The Storm worked with sponsor PwC and community partner Equality Rights Washington on its Pride night.
Photo: Courtesy of Seattle Storm

Valavanis said that there has been a significant shift in inclusivity in sports over the last five to 10 years, but added, “I think we’ve got a lot of work to still do.”

While more can always be done to foster inclusive environments everywhere, the sports world has made progress toward achieving Gubrud’s dream of all sports teams reaching out to the LGBTQ community — and to think it started with a sales call to the Cubs.

“Everyone knows where the first one [LGBTQ night] was and easily trace it back,” Gubrud said. “I don’t need an abundance of credit, it just makes me extremely happy that all these teams are now doing this.” 

Staff writer David Broughton contributed to this report.

Key sports business LGBTQ moments


Photo: Getty Images

1968:The International Olympic Committee institutes required sex testing for all women athletes; naked athletes are inspected by a panel of medical doctors.
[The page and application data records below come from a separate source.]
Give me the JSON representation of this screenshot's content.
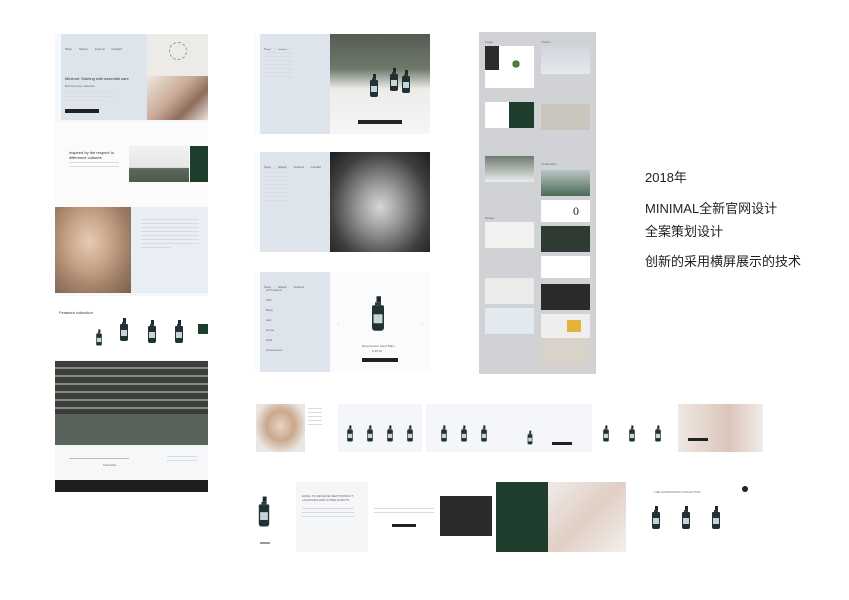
{
  "nav": {
    "items": [
      "Shop",
      "Stores",
      "Journal",
      "Contact"
    ]
  },
  "panel1": {
    "heading": "Minimal: Starting with essential care",
    "sub": "Discover the collection",
    "quote": "Inspired by the respect to difference cultures",
    "featured_title": "Featured collection",
    "footer_btn": "Subscribe"
  },
  "panel2": {
    "menu": [
      "All Products",
      "Skin",
      "Body",
      "Hair",
      "Home",
      "Gifts",
      "Accessories"
    ],
    "product_name": "Resurrection Hand Balm",
    "product_price": "$ 35.00"
  },
  "grid": {
    "origin": "Origin",
    "stories": "Stories",
    "design": "Design",
    "certification": "Certification",
    "zero": "0"
  },
  "bottom": {
    "collection_title": "THE FOUNDATION COLLECTION",
    "email_prompt": "EMAIL TO RECEIVE NEW PRODUCT LAUNCHES AND STORE EVENTS"
  },
  "tech": {
    "year": "2018年",
    "line1": "MINIMAL全新官网设计",
    "line2": "全案策划设计",
    "line3": "创新的采用横屏展示的技术"
  },
  "colors": {
    "accent_green": "#1f3d2c",
    "panel_blue": "#dde4ec",
    "dark": "#222222"
  }
}
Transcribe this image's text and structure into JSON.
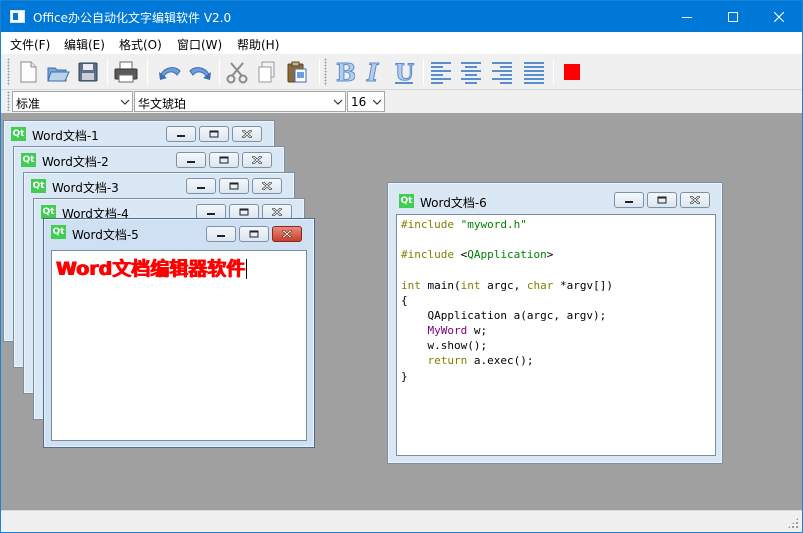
{
  "window": {
    "title": "Office办公自动化文字编辑软件 V2.0",
    "controls": [
      "minimize",
      "maximize",
      "close"
    ]
  },
  "menu": {
    "items": [
      {
        "label": "文件(F)"
      },
      {
        "label": "编辑(E)"
      },
      {
        "label": "格式(O)"
      },
      {
        "label": "窗口(W)"
      },
      {
        "label": "帮助(H)"
      }
    ]
  },
  "toolbar": {
    "buttons": [
      {
        "name": "new-file-icon"
      },
      {
        "name": "open-file-icon"
      },
      {
        "name": "save-icon"
      },
      {
        "name": "print-icon"
      },
      {
        "name": "undo-icon"
      },
      {
        "name": "redo-icon"
      },
      {
        "name": "cut-icon"
      },
      {
        "name": "copy-icon"
      },
      {
        "name": "paste-icon"
      },
      {
        "name": "bold-icon",
        "glyph": "B"
      },
      {
        "name": "italic-icon",
        "glyph": "I"
      },
      {
        "name": "underline-icon",
        "glyph": "U"
      },
      {
        "name": "align-left-icon"
      },
      {
        "name": "align-center-icon"
      },
      {
        "name": "align-right-icon"
      },
      {
        "name": "align-justify-icon"
      },
      {
        "name": "color-icon",
        "color": "#ff0000"
      }
    ]
  },
  "format": {
    "style": "标准",
    "font": "华文琥珀",
    "size": "16"
  },
  "subwindows": [
    {
      "title": "Word文档-1"
    },
    {
      "title": "Word文档-2"
    },
    {
      "title": "Word文档-3"
    },
    {
      "title": "Word文档-4"
    },
    {
      "title": "Word文档-5",
      "text": "Word文档编辑器软件"
    },
    {
      "title": "Word文档-6"
    }
  ],
  "code": {
    "l1_kw": "#include",
    "l1_rest": " \"myword.h\"",
    "l2_kw": "#include",
    "l2_lt": " <",
    "l2_cls": "QApplication",
    "l2_gt": ">",
    "l3_int1": "int",
    "l3_a": " main(",
    "l3_int2": "int",
    "l3_b": " argc, ",
    "l3_char": "char",
    "l3_c": " *argv[])",
    "l4": "{",
    "l5": "    QApplication a(argc, argv);",
    "l6_cls": "MyWord",
    "l6_rest": " w;",
    "l7": "    w.show();",
    "l8_kw": "return",
    "l8_rest": " a.exec();",
    "l9": "}"
  },
  "colors": {
    "titlebar": "#0078d7",
    "mdi_background": "#a0a0a0",
    "accent_red": "#ff0000",
    "toolbar_blue": "#5a8fcf"
  }
}
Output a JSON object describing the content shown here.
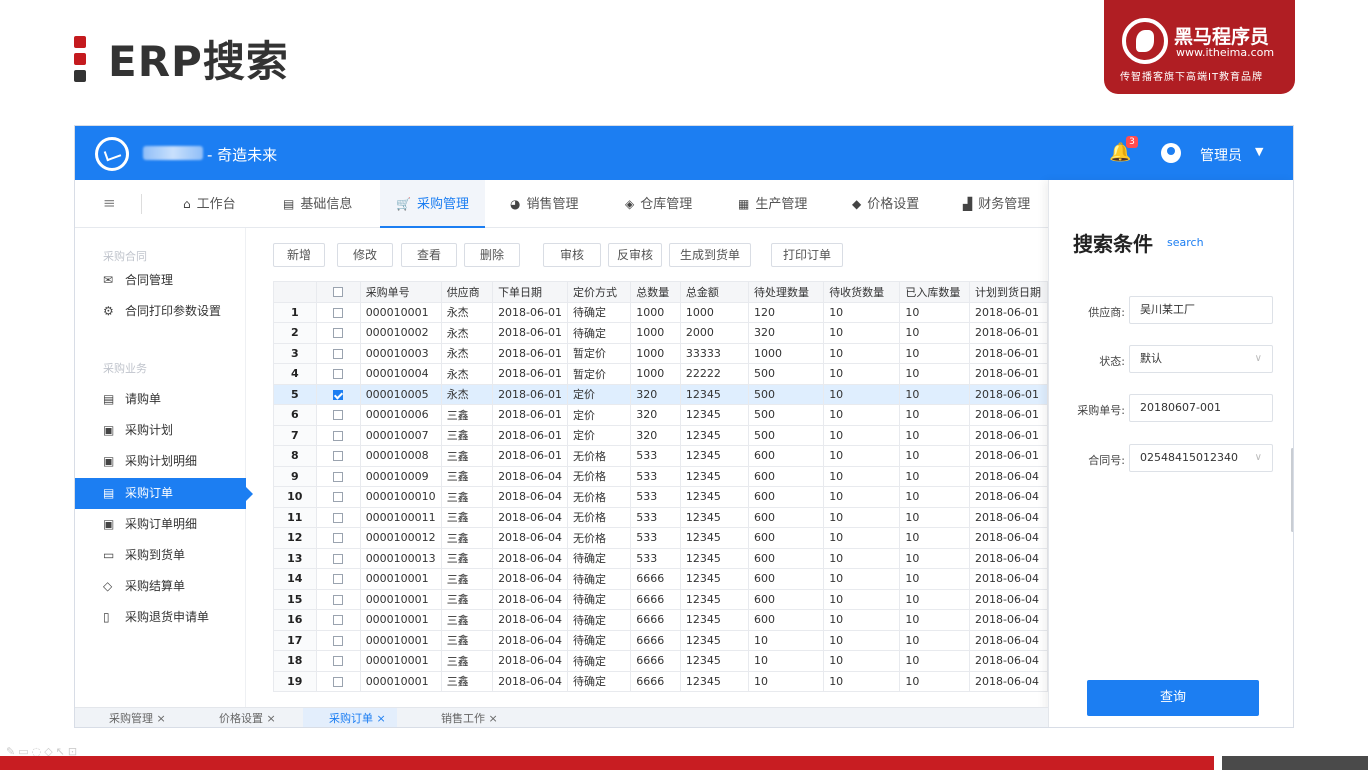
{
  "slide": {
    "title": "ERP搜索"
  },
  "brand": {
    "name": "黑马程序员",
    "url": "www.itheima.com",
    "slogan": "传智播客旗下高端IT教育品牌"
  },
  "app": {
    "name": "- 奇造未来",
    "notifications": "3",
    "user": "管理员"
  },
  "nav": [
    {
      "label": "工作台",
      "icon": "home-icon"
    },
    {
      "label": "基础信息",
      "icon": "document-icon"
    },
    {
      "label": "采购管理",
      "icon": "cart-icon",
      "active": true
    },
    {
      "label": "销售管理",
      "icon": "chart-pie-icon"
    },
    {
      "label": "仓库管理",
      "icon": "layers-icon"
    },
    {
      "label": "生产管理",
      "icon": "grid-icon"
    },
    {
      "label": "价格设置",
      "icon": "tag-icon"
    },
    {
      "label": "财务管理",
      "icon": "finance-icon"
    }
  ],
  "sidebar": {
    "group1": "采购合同",
    "group2": "采购业务",
    "items": [
      {
        "label": "合同管理",
        "icon": "mail-icon"
      },
      {
        "label": "合同打印参数设置",
        "icon": "settings-icon"
      },
      {
        "label": "请购单",
        "icon": "file-icon"
      },
      {
        "label": "采购计划",
        "icon": "plan-icon"
      },
      {
        "label": "采购计划明细",
        "icon": "plan-detail-icon"
      },
      {
        "label": "采购订单",
        "icon": "order-icon",
        "active": true
      },
      {
        "label": "采购订单明细",
        "icon": "order-detail-icon"
      },
      {
        "label": "采购到货单",
        "icon": "folder-icon"
      },
      {
        "label": "采购结算单",
        "icon": "tag-icon"
      },
      {
        "label": "采购退货申请单",
        "icon": "return-icon"
      }
    ]
  },
  "toolbar": [
    "新增",
    "修改",
    "查看",
    "删除",
    "审核",
    "反审核",
    "生成到货单",
    "打印订单"
  ],
  "table": {
    "headers": [
      "",
      "",
      "采购单号",
      "供应商",
      "下单日期",
      "定价方式",
      "总数量",
      "总金额",
      "待处理数量",
      "待收货数量",
      "已入库数量",
      "计划到货日期"
    ],
    "rows": [
      [
        "1",
        "000010001",
        "永杰",
        "2018-06-01",
        "待确定",
        "1000",
        "1000",
        "120",
        "10",
        "10",
        "2018-06-01"
      ],
      [
        "2",
        "000010002",
        "永杰",
        "2018-06-01",
        "待确定",
        "1000",
        "2000",
        "320",
        "10",
        "10",
        "2018-06-01"
      ],
      [
        "3",
        "000010003",
        "永杰",
        "2018-06-01",
        "暂定价",
        "1000",
        "33333",
        "1000",
        "10",
        "10",
        "2018-06-01"
      ],
      [
        "4",
        "000010004",
        "永杰",
        "2018-06-01",
        "暂定价",
        "1000",
        "22222",
        "500",
        "10",
        "10",
        "2018-06-01"
      ],
      [
        "5",
        "000010005",
        "永杰",
        "2018-06-01",
        "定价",
        "320",
        "12345",
        "500",
        "10",
        "10",
        "2018-06-01"
      ],
      [
        "6",
        "000010006",
        "三鑫",
        "2018-06-01",
        "定价",
        "320",
        "12345",
        "500",
        "10",
        "10",
        "2018-06-01"
      ],
      [
        "7",
        "000010007",
        "三鑫",
        "2018-06-01",
        "定价",
        "320",
        "12345",
        "500",
        "10",
        "10",
        "2018-06-01"
      ],
      [
        "8",
        "000010008",
        "三鑫",
        "2018-06-01",
        "无价格",
        "533",
        "12345",
        "600",
        "10",
        "10",
        "2018-06-01"
      ],
      [
        "9",
        "000010009",
        "三鑫",
        "2018-06-04",
        "无价格",
        "533",
        "12345",
        "600",
        "10",
        "10",
        "2018-06-04"
      ],
      [
        "10",
        "0000100010",
        "三鑫",
        "2018-06-04",
        "无价格",
        "533",
        "12345",
        "600",
        "10",
        "10",
        "2018-06-04"
      ],
      [
        "11",
        "0000100011",
        "三鑫",
        "2018-06-04",
        "无价格",
        "533",
        "12345",
        "600",
        "10",
        "10",
        "2018-06-04"
      ],
      [
        "12",
        "0000100012",
        "三鑫",
        "2018-06-04",
        "无价格",
        "533",
        "12345",
        "600",
        "10",
        "10",
        "2018-06-04"
      ],
      [
        "13",
        "0000100013",
        "三鑫",
        "2018-06-04",
        "待确定",
        "533",
        "12345",
        "600",
        "10",
        "10",
        "2018-06-04"
      ],
      [
        "14",
        "000010001",
        "三鑫",
        "2018-06-04",
        "待确定",
        "6666",
        "12345",
        "600",
        "10",
        "10",
        "2018-06-04"
      ],
      [
        "15",
        "000010001",
        "三鑫",
        "2018-06-04",
        "待确定",
        "6666",
        "12345",
        "600",
        "10",
        "10",
        "2018-06-04"
      ],
      [
        "16",
        "000010001",
        "三鑫",
        "2018-06-04",
        "待确定",
        "6666",
        "12345",
        "600",
        "10",
        "10",
        "2018-06-04"
      ],
      [
        "17",
        "000010001",
        "三鑫",
        "2018-06-04",
        "待确定",
        "6666",
        "12345",
        "10",
        "10",
        "10",
        "2018-06-04"
      ],
      [
        "18",
        "000010001",
        "三鑫",
        "2018-06-04",
        "待确定",
        "6666",
        "12345",
        "10",
        "10",
        "10",
        "2018-06-04"
      ],
      [
        "19",
        "000010001",
        "三鑫",
        "2018-06-04",
        "待确定",
        "6666",
        "12345",
        "10",
        "10",
        "10",
        "2018-06-04"
      ]
    ],
    "selected_row": 5
  },
  "panel": {
    "title": "搜索条件",
    "subtitle": "search",
    "fields": [
      {
        "label": "供应商:",
        "value": "吴川某工厂",
        "dropdown": false
      },
      {
        "label": "状态:",
        "value": "默认",
        "dropdown": true
      },
      {
        "label": "采购单号:",
        "value": "20180607-001",
        "dropdown": false
      },
      {
        "label": "合同号:",
        "value": "02548415012340",
        "dropdown": true
      }
    ],
    "button": "查询"
  },
  "bottom_tabs": [
    {
      "label": "采购管理 ×"
    },
    {
      "label": "价格设置 ×"
    },
    {
      "label": "采购订单 ×",
      "active": true
    },
    {
      "label": "销售工作 ×"
    }
  ],
  "colors": {
    "primary": "#1c7ef2",
    "brand_red": "#c81d22"
  }
}
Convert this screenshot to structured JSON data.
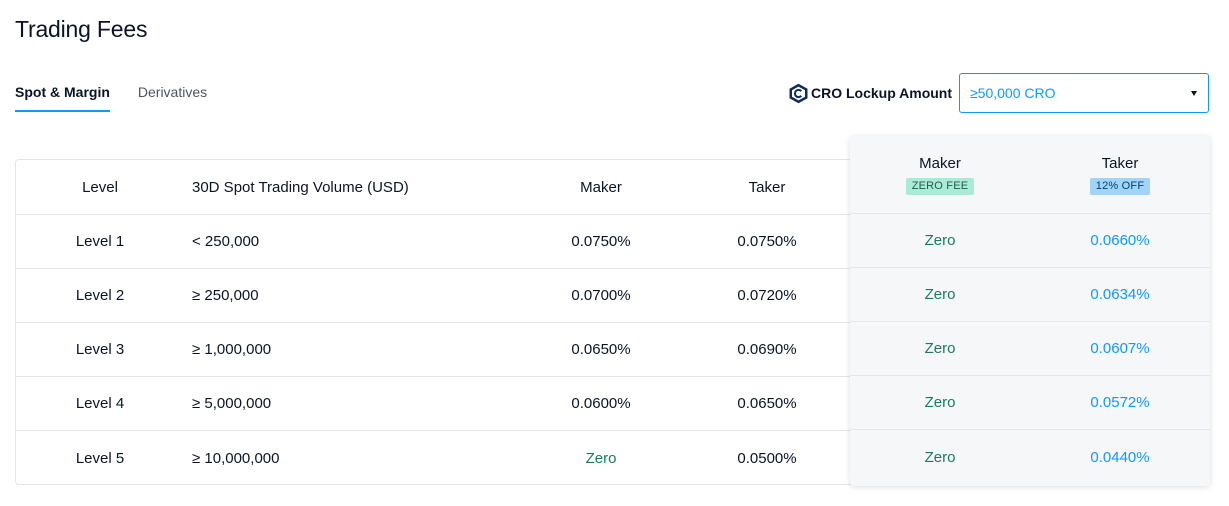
{
  "title": "Trading Fees",
  "tabs": [
    {
      "label": "Spot & Margin",
      "active": true
    },
    {
      "label": "Derivatives",
      "active": false
    }
  ],
  "lockup": {
    "icon": "cro-logo-icon",
    "label": "CRO Lockup Amount",
    "selected": "≥50,000 CRO"
  },
  "table": {
    "headers": {
      "level": "Level",
      "volume": "30D Spot Trading Volume (USD)",
      "maker": "Maker",
      "taker": "Taker"
    },
    "rows": [
      {
        "level": "Level 1",
        "volume": "< 250,000",
        "maker": "0.0750%",
        "taker": "0.0750%"
      },
      {
        "level": "Level 2",
        "volume": "≥ 250,000",
        "maker": "0.0700%",
        "taker": "0.0720%"
      },
      {
        "level": "Level 3",
        "volume": "≥ 1,000,000",
        "maker": "0.0650%",
        "taker": "0.0690%"
      },
      {
        "level": "Level 4",
        "volume": "≥ 5,000,000",
        "maker": "0.0600%",
        "taker": "0.0650%"
      },
      {
        "level": "Level 5",
        "volume": "≥ 10,000,000",
        "maker": "Zero",
        "taker": "0.0500%"
      }
    ]
  },
  "discount": {
    "headers": {
      "maker": "Maker",
      "maker_badge": "ZERO FEE",
      "taker": "Taker",
      "taker_badge": "12% OFF"
    },
    "rows": [
      {
        "maker": "Zero",
        "taker": "0.0660%"
      },
      {
        "maker": "Zero",
        "taker": "0.0634%"
      },
      {
        "maker": "Zero",
        "taker": "0.0607%"
      },
      {
        "maker": "Zero",
        "taker": "0.0572%"
      },
      {
        "maker": "Zero",
        "taker": "0.0440%"
      }
    ]
  },
  "colors": {
    "accent": "#1199fa",
    "zero_green": "#1c7a5c",
    "badge_green": "#a8ebd6",
    "badge_blue": "#9fd5fb"
  }
}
Two Russian women athletes, sisters Tamara and Irina Press , whose “masculine” appearance and gold-medal performances in track and field prompt concern about male athletes “masquerading” as women competitors, never compete again after the sex tests are instituted. The IOC policy ended in 1999.

Photo: Getty Images

1981: Billie Jean King is outed by her ex-lover. She has said many times since then that she lost all her endorsement deals “within 24 hours.”

Photo: Getty Images

1982: Former Olympic decathlon athlete Tom Waddell founds the first Gay Games in San Francisco. The quadrennial event begins this weekend in Paris.

1998: ESPN airs “World of the Gay Athlete” special, garnering a 0.5 rating and an average of 676,000 viewers. 2003: ESPN The Magazine hires openly gay reporter LZ Granderson as a freelance writer, and in 2004 he becomes an NBA editor.

Photo: Getty Images

2005: Martina Navratilova announces that she will be a spokeswoman for Olivia, a lesbian travel and vacation company. She remarks that it is the first time she got an endorsement because she is a lesbian.

2011: NBA fines Kobe Bryant $100,000 for using homophobic language toward an official. It later fines Joakim Noah $50,000 for using the same slur.

NBA, MLB, NHL and NFL adopt nondiscrimination policies that include sexual orientation.

NCAA adopts a transgender athlete inclusion policy.

2016: NBA announces that it is moving the 2017 All-Star Game from Charlotte because of the league’s objection to the North Carolina’s House Bill 2, which limits anti-discrimination protections for LGBT people in the state. The NCAA also pulled the seven championships scheduled for the state that were planned for that academic year. Two months after HB2’s repeal in March 2017, the NBA awarded the 2019 All-Star Game to Charlotte.